NaNoWriMo Tip #14: Is writing a craft, or an art?

Sargent in his Studio

It's a trick question: creative writing is both a craft and an art.

Those who master the “craft” part have taken the time and effort to hone the skills needed in order to push out the words in a timely fashion (just as you are doing throughout National Novel Writing Month). They use proper grammar and syntax. And of course, they know how to format a book manuscript (a one-inch border all around; double-spaced: and in  the header, the book's title / your name / page number).

They've also taken the time to learn the business of writing. By this, I mean that they:

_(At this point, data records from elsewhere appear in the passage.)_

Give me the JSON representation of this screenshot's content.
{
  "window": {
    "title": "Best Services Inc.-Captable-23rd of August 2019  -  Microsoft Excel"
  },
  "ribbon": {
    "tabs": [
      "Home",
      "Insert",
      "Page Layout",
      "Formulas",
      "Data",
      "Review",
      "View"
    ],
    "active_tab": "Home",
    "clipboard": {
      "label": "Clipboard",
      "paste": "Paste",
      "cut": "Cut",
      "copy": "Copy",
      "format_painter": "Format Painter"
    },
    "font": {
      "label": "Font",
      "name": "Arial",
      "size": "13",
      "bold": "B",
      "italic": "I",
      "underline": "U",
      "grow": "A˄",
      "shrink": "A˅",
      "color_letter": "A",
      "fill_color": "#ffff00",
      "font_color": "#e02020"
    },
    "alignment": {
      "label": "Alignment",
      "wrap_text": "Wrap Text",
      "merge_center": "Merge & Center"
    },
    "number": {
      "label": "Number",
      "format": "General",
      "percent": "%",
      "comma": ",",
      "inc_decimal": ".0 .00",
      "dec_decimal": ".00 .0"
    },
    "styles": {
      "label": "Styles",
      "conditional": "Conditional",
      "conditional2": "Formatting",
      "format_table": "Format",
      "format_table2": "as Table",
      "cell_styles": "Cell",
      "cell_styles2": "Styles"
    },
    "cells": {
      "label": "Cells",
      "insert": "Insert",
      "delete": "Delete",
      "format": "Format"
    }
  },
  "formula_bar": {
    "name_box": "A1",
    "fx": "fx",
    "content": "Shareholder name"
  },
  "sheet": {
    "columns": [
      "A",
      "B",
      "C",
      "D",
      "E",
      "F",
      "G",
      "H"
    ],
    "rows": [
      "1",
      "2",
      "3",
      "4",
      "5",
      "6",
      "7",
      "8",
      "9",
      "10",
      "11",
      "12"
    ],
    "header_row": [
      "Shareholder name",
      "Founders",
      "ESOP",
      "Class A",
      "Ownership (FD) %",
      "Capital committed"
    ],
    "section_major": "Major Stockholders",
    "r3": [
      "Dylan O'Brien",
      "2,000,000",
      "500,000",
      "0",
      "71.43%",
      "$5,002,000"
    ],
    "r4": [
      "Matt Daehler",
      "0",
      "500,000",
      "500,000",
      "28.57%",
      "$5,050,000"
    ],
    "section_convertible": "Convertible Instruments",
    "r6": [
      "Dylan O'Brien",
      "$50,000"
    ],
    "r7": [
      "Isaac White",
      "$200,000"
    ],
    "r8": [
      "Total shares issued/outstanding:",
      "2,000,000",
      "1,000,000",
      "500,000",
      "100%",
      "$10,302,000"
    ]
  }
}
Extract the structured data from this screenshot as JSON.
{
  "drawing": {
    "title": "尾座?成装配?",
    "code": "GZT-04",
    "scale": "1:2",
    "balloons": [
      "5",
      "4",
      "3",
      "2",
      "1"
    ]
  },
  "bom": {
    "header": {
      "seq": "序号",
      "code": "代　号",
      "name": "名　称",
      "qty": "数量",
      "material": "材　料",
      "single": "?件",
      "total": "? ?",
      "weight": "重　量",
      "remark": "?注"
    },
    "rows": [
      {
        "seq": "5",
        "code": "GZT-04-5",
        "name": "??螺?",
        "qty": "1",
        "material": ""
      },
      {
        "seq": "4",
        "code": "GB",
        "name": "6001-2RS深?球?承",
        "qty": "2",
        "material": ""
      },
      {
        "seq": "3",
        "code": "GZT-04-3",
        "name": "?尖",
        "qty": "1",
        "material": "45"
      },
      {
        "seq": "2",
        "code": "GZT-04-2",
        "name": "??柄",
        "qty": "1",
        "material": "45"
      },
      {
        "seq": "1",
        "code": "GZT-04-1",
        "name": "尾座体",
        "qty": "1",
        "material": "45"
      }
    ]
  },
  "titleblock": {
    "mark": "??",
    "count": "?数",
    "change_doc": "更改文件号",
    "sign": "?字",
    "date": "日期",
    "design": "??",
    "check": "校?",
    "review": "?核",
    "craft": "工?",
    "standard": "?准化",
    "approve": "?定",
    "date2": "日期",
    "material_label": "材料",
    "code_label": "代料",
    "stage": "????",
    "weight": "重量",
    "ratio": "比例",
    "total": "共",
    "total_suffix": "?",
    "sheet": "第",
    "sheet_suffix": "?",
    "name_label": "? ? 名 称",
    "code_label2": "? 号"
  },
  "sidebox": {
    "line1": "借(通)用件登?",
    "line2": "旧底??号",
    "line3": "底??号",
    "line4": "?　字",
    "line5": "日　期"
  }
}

(a) Have critique group. Every author should have access to other like-minded writers who meet at least once a month in order to read each others' pages and help each other work through plot holes; and

(b) Listen to what others are saying about literary agents who are actively seeking manuscripts.Then they research these agents to assess which of them will be the best champions for their stories. (Broad hint: it is those agents who are already selling stories similar to yours, and have established strong contacts with the editors who love those types of stories.

Writers who are good craftspersons follow each agents' specific rules for querying. (One agent may ask for a synopsis and 50 pages of the manuscript, whereas another may want to see a full manuscript from an unpublished author.)

At the same time, these authors break rules, too: they aren't shy about introducing themselves to agents at a networking event or industry party, because they know that a little face time–coupled with an intriguing one-liner about their book–will get them an immediate response, like: “Sounds interesting! Email me your manuscript, and be sure to put in the subject line that we met here….”

(c) Listen what others are saying about publishing houses and their various imprints. Who are the editors, and what are they buying now? Are cozies selling well? Have zombies peaked? Is Steampunk holding its own? Is YA aging out?

Here's the bottom line: even if you are a Nazi grammarian, or are the best networker in the world, if you haven't embraced the art of creative writing, it won't matter how many agents you query, or how many editors' desks your manuscript ends up on–

Because everyone is looking for the next great book, and that ain't yours. 

Unless you are an “artist,” too.

Authors who are artists recognize a wonderful “what if” premise for a story, when they run across one.

They know to create a story arc, with a “got to keeping reading this”  beginning, a rachet-it-up middle, and a climatic as well as satisfying ending.

Their characters seem so real that you want to love them, or despise them, or hang out with them — forever.

Their dialogue makes you laugh out loud, or gasp, or cry.

If they describe someone, your mind's eye can see him immediately.

The art of writing is what makes a book great.

Your book is great, too. But you'll have to challenge yourself once again: both as a craftsperson, and as an artist.

Once NaNoWriMo is over, take the time to review your manuscript for craft issues. Do you have too many typos? Do you know when to use a comma? Is the document formatted correctly? Have you researched the best agents to send your manuscripts (Multiple submissions are okay, and most accept online submissions as well).

After you've got the craft side down, you're ready to sculpt it into the work of art it should be.

This means making the effort to rewrite your plot holes, your unrealistic dialogue, or peripheral characters who don't move the story forward (let alone in any direction).

The artist in you will make sure that readers can empathize with your hero. They have to feel his pain.

Your narration must be potent, intoxicating your readers to stay within the world you've created for them, here on the page.

To do all this, both as a craftsperson and an artist, you can't just read over your manuscript once or twice. You'll read it at least four times. That should take four weeks, with breaks in between (otherwise you'll go cross-eyed and hate the sound of your own writing voice.)

Then, by January, you should query agents with a boffo letter that will have them intrigued.

All agents appreciate craft. But they live to sell art.

So you have to get it into the agents' hands. You can't be a Van Gogh: that is, afraid that agents won't love it as much as you do. How can they, if you don't let them see it?

You've got to be a John Singer Sargent—that is, someone who proves himself in public. (something he was doing since his very first submission was accepted in the Paris Salon in the late 1870s), You must be spectacular in your craft. More to the point, you must be a steady producer. One novel won't do it.

More on query letters in a future tip…

PICTURE: John Singer Sargent in his studio. His paintings, both his portraits and landscapes, are revered and timeless
His most famous (and infamous) was Madame X.
Sargent had the chops alright. But unlike some painters of his time, he knew his art was also his business, and he made money from it..




I've got a question for you, and be honest: As an author, do you consider yourself a craftsperson, or an artist? Tell me why…

Happy National Novel Writing Month,

— Josie